Is this an uncomfortable topic, and if it is, why is it? I mean, it really shouldn't be a surprise to any of us, but I admit it is certainly an unusual thing to talk about--after all, who thinks and writes about these sorts of things? Death is (by definition?) a topic we tend to avoid unless its necessary (or unless we're compelled to face it), and we want to write about things that people enjoy so that we can get views and hits and stats and likes. Right? Nobody is going to like an article or blog post on an uncomfortable topic.
Maybe it was the one-year anniversary of the Boston Marathon bombing that set this whole thing off. Or maybe it was any number of other news stories carefully written to tell some kind of sensational or emotion-evoking story under the guise of "journalistic objectivity." Or maybe it was something else. I don't really know. But whatever it was, the anger and violence and unkindness in the world is painful to watch, read, and listen to. Why do some people treat one another with disrespect? Why is there hate? Don't we intelligent beings know better, deep down? And isn't it a bit strange that all of us--all human beings--may come from different countries and backgrounds, we may speak different languages, eat different foods, and have different pastimes, but isn't it a bit strange that all of us, no matter what we believe, may still--and must ultimately--define ourselves as human beings? Let's admit it: there is something that transcends our differences and enables us to finally unite together as members of a human family instead of pretending to be divided as nations or races or parties or platforms. No matter what we believe or think, we must at least recognize and acknowledge that we're all human beings, we're all living out mortal lives on this earth together, and that we should treat one another with kindness, respect, and love. There is no argument that will justify any degree of hatred, prejudice, or bigotry--as human beings that value life, we know better. We know that these things don't get us anywhere. We know that these things lead to a symbolic death.
This idea of symbolic death is an interesting one, but there's more to say about physical death. (A discussion about symbolic death will have to wait until another day.) Far from being pessimistic or melancholic, these thoughts about physical death and dying motivate me to ask myself if I am doing the things that really matter the most to me: I know that my mortal life will not last forever, so am I becoming the kind of person I really want to become? Am I living the kind of life I really want to live? Who am I, anyway?
Serious questions like that cannot be answered in a non-serious manner. They involve expressing what one really believes, deep down. But before I do that, let me say that I do not wish to impose my beliefs on others. Actually, I claim the right and privilege to believe what I choose to, and I believe that all people have the same right and privilege--let all people believe what they may. Let us all believe what is in our hearts and minds, and let us listen to, understand, and compromise with those whose beliefs differ from ours. We may believe different things, but we are also human beings. We can live together in peace. We can live together in harmony.

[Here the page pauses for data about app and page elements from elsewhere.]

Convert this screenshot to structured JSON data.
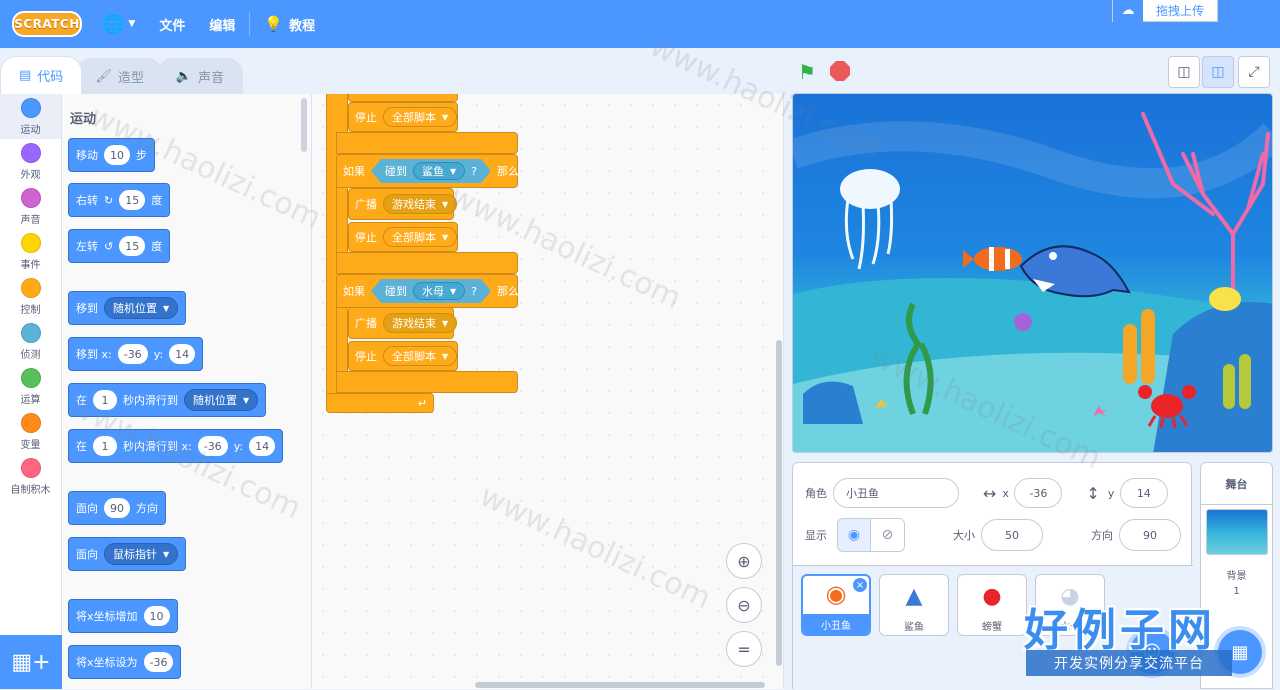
{
  "menubar": {
    "logo": "SCRATCH",
    "file": "文件",
    "edit": "编辑",
    "tutorials": "教程",
    "upload": "拖拽上传"
  },
  "tabs": {
    "code": "代码",
    "costumes": "造型",
    "sounds": "声音"
  },
  "categories": [
    {
      "label": "运动",
      "color": "#4c97ff"
    },
    {
      "label": "外观",
      "color": "#9966ff"
    },
    {
      "label": "声音",
      "color": "#cf63cf"
    },
    {
      "label": "事件",
      "color": "#ffd500"
    },
    {
      "label": "控制",
      "color": "#ffab19"
    },
    {
      "label": "侦测",
      "color": "#5cb1d6"
    },
    {
      "label": "运算",
      "color": "#59c059"
    },
    {
      "label": "变量",
      "color": "#ff8c1a"
    },
    {
      "label": "自制积木",
      "color": "#ff6680"
    }
  ],
  "palette": {
    "title": "运动",
    "move": {
      "a": "移动",
      "v": "10",
      "b": "步"
    },
    "turn_right": {
      "a": "右转",
      "v": "15",
      "b": "度"
    },
    "turn_left": {
      "a": "左转",
      "v": "15",
      "b": "度"
    },
    "goto": {
      "a": "移到",
      "opt": "随机位置"
    },
    "goto_xy": {
      "a": "移到 x:",
      "x": "-36",
      "yl": "y:",
      "y": "14"
    },
    "glide": {
      "a": "在",
      "v": "1",
      "b": "秒内滑行到",
      "opt": "随机位置"
    },
    "glide_xy": {
      "a": "在",
      "v": "1",
      "b": "秒内滑行到 x:",
      "x": "-36",
      "yl": "y:",
      "y": "14"
    },
    "point_dir": {
      "a": "面向",
      "v": "90",
      "b": "方向"
    },
    "point_towards": {
      "a": "面向",
      "opt": "鼠标指针"
    },
    "change_x": {
      "a": "将x坐标增加",
      "v": "10"
    },
    "set_x": {
      "a": "将x坐标设为",
      "v": "-36"
    }
  },
  "script": {
    "stop": "停止",
    "all_scripts": "全部脚本",
    "if": "如果",
    "touching": "碰到",
    "shark": "鲨鱼",
    "q": "?",
    "then": "那么",
    "broadcast": "广播",
    "game_over": "游戏结束",
    "jellyfish": "水母"
  },
  "sprite_info": {
    "sprite_label": "角色",
    "sprite_name": "小丑鱼",
    "x_label": "x",
    "x": "-36",
    "y_label": "y",
    "y": "14",
    "show_label": "显示",
    "size_label": "大小",
    "size": "50",
    "direction_label": "方向",
    "direction": "90"
  },
  "sprites": [
    {
      "name": "小丑鱼",
      "icon": "clownfish"
    },
    {
      "name": "鲨鱼",
      "icon": "shark"
    },
    {
      "name": "螃蟹",
      "icon": "crab"
    },
    {
      "name": "水母",
      "icon": "jellyfish"
    }
  ],
  "stage_pane": {
    "title": "舞台",
    "backdrop_label": "背景",
    "backdrop_count": "1"
  },
  "watermark": {
    "text": "www.haolizi.com",
    "brand": "好例子网",
    "slogan": "开发实例分享交流平台"
  }
}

But I got off on an idealistic tangent again in those last two sentences. I was about to say a few things that I really believe. So who am I? The answer to that question depends not just on who I am today, but who I have been in the past. Where did I come from? Is death really the end, and was birth really the beginning?

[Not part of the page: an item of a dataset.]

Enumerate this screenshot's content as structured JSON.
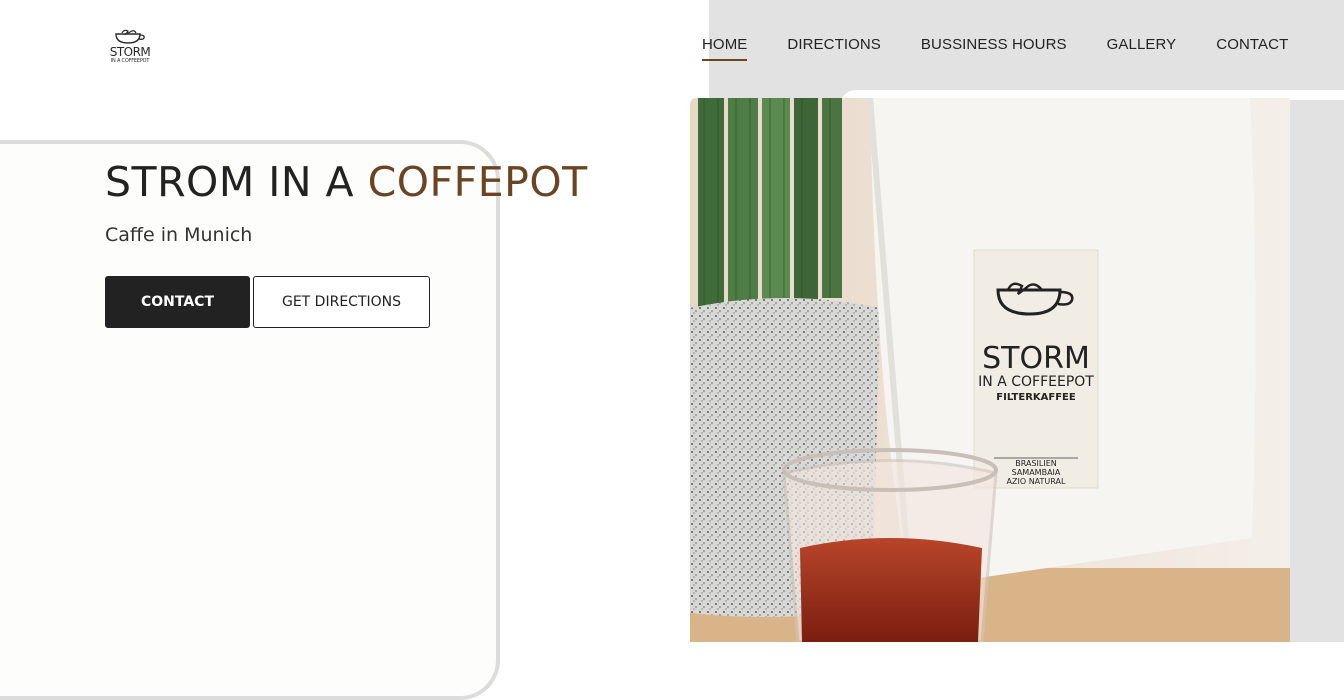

The English poet William Wordsworth gives an interesting answer. He completed the poem in 1804, but it was not published until 1807. He wrote that
Our birth is but a sleep and a forgetting:In other words, Wordsworth is saying that there is some part of us that was not created when we were born. The poet says here that "our life's Star," or "The Soul" "Hath had elsewhere its setting." Our birth may be "a sleep and a forgetting," but it is not an "entire forgetfulness" because there's still something that longs for what we might call our real home. I believe the principle Wordsworth is teaching. I believe that birth was not the beginning and that death is not the end. We lived before we were born, and we will live after we die. While mortal life is only a temporary thing and will not last forever, there is a part of us that existed before we were born and will continue to exist after we die.
The Soul that rises with us, our life's Star,
Hath had elsewhere its setting,
And cometh from afar:
Not in entire forgetfulness,
And not in utter nakedness,
But trailing clouds of glory do we come
From God, who is our home (Ode: Intimations of Immortality 5.58-65)
This belief gives my life direction and meaning, and it also gives me peace. It gives me direction and meaning because I believe there is a purpose to my existence. It gives me peace because while I may be called "Jarron Slater" during mortality--and although I may have been called by another name before I was born and I may be called something else after I die--I have been, and I will still be, me.
Let me be even more specific. My own personal belief is that all of us really are a part of the same family. But we are not just all a part of the same human family: as beings who have been created after the very image of heavenly parents, as beloved and literal spirit sons or daughters of those heavenly parents, and as sons or daughters with a divine nature and divine destiny, we are also a part of God's family. I find abiding peace in believing that there is a God and that He, as a loving Father, has a plan for each of His children. And I find lasting comfort in believing that He wants to help us be happy now and in eternity.
But whatever any of us believe, we must at least admit that we're here on this earth to live out our lives together, and we should treat one another with kindness, respect, and love.